▶ Work order: Every entry should be copied exactly, with nothing added or dropped.

▶ Items from a dataset:
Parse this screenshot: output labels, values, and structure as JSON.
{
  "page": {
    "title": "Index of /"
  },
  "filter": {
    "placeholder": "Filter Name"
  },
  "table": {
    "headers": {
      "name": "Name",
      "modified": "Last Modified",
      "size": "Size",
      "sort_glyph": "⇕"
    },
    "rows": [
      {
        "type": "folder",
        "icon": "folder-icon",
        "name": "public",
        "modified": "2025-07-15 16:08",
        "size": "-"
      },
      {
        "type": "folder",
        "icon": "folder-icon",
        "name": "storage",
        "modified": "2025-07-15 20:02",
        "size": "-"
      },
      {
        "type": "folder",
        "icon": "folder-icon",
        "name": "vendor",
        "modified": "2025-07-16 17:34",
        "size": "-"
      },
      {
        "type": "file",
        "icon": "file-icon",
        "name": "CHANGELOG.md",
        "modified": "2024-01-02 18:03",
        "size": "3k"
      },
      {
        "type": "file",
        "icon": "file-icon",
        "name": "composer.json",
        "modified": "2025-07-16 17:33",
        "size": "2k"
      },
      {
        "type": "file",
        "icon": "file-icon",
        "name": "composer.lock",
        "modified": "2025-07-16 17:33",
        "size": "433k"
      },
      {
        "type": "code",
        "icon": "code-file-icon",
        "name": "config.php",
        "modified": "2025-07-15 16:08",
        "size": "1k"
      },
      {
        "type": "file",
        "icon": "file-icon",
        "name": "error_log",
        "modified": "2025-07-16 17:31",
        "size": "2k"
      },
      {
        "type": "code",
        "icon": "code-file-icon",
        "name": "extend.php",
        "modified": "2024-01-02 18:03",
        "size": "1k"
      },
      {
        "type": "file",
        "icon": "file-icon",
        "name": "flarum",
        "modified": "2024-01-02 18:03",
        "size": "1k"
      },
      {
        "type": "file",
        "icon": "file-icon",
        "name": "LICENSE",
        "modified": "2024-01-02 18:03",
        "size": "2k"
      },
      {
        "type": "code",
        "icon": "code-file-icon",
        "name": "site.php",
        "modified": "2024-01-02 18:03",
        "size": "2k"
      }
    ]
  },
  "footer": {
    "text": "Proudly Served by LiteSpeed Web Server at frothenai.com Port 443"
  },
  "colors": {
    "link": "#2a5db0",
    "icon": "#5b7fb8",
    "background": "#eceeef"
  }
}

▶ Finished exercise:
Parse this screenshot: output labels, values, and structure as JSON.
{
  "page": {
    "title": "Index of /"
  },
  "filter": {
    "placeholder": "Filter Name"
  },
  "table": {
    "headers": {
      "name": "Name",
      "modified": "Last Modified",
      "size": "Size",
      "sort_glyph": "⇕"
    },
    "rows": [
      {
        "type": "folder",
        "icon": "folder-icon",
        "name": "public",
        "modified": "2025-07-15 16:08",
        "size": "-"
      },
      {
        "type": "folder",
        "icon": "folder-icon",
        "name": "storage",
        "modified": "2025-07-15 20:02",
        "size": "-"
      },
      {
        "type": "folder",
        "icon": "folder-icon",
        "name": "vendor",
        "modified": "2025-07-16 17:34",
        "size": "-"
      },
      {
        "type": "file",
        "icon": "file-icon",
        "name": "CHANGELOG.md",
        "modified": "2024-01-02 18:03",
        "size": "3k"
      },
      {
        "type": "file",
        "icon": "file-icon",
        "name": "composer.json",
        "modified": "2025-07-16 17:33",
        "size": "2k"
      },
      {
        "type": "file",
        "icon": "file-icon",
        "name": "composer.lock",
        "modified": "2025-07-16 17:33",
        "size": "433k"
      },
      {
        "type": "code",
        "icon": "code-file-icon",
        "name": "config.php",
        "modified": "2025-07-15 16:08",
        "size": "1k"
      },
      {
        "type": "file",
        "icon": "file-icon",
        "name": "error_log",
        "modified": "2025-07-16 17:31",
        "size": "2k"
      },
      {
        "type": "code",
        "icon": "code-file-icon",
        "name": "extend.php",
        "modified": "2024-01-02 18:03",
        "size": "1k"
      },
      {
        "type": "file",
        "icon": "file-icon",
        "name": "flarum",
        "modified": "2024-01-02 18:03",
        "size": "1k"
      },
      {
        "type": "file",
        "icon": "file-icon",
        "name": "LICENSE",
        "modified": "2024-01-02 18:03",
        "size": "2k"
      },
      {
        "type": "code",
        "icon": "code-file-icon",
        "name": "site.php",
        "modified": "2024-01-02 18:03",
        "size": "2k"
      }
    ]
  },
  "footer": {
    "text": "Proudly Served by LiteSpeed Web Server at frothenai.com Port 443"
  },
  "colors": {
    "link": "#2a5db0",
    "icon": "#5b7fb8",
    "background": "#eceeef"
  }
}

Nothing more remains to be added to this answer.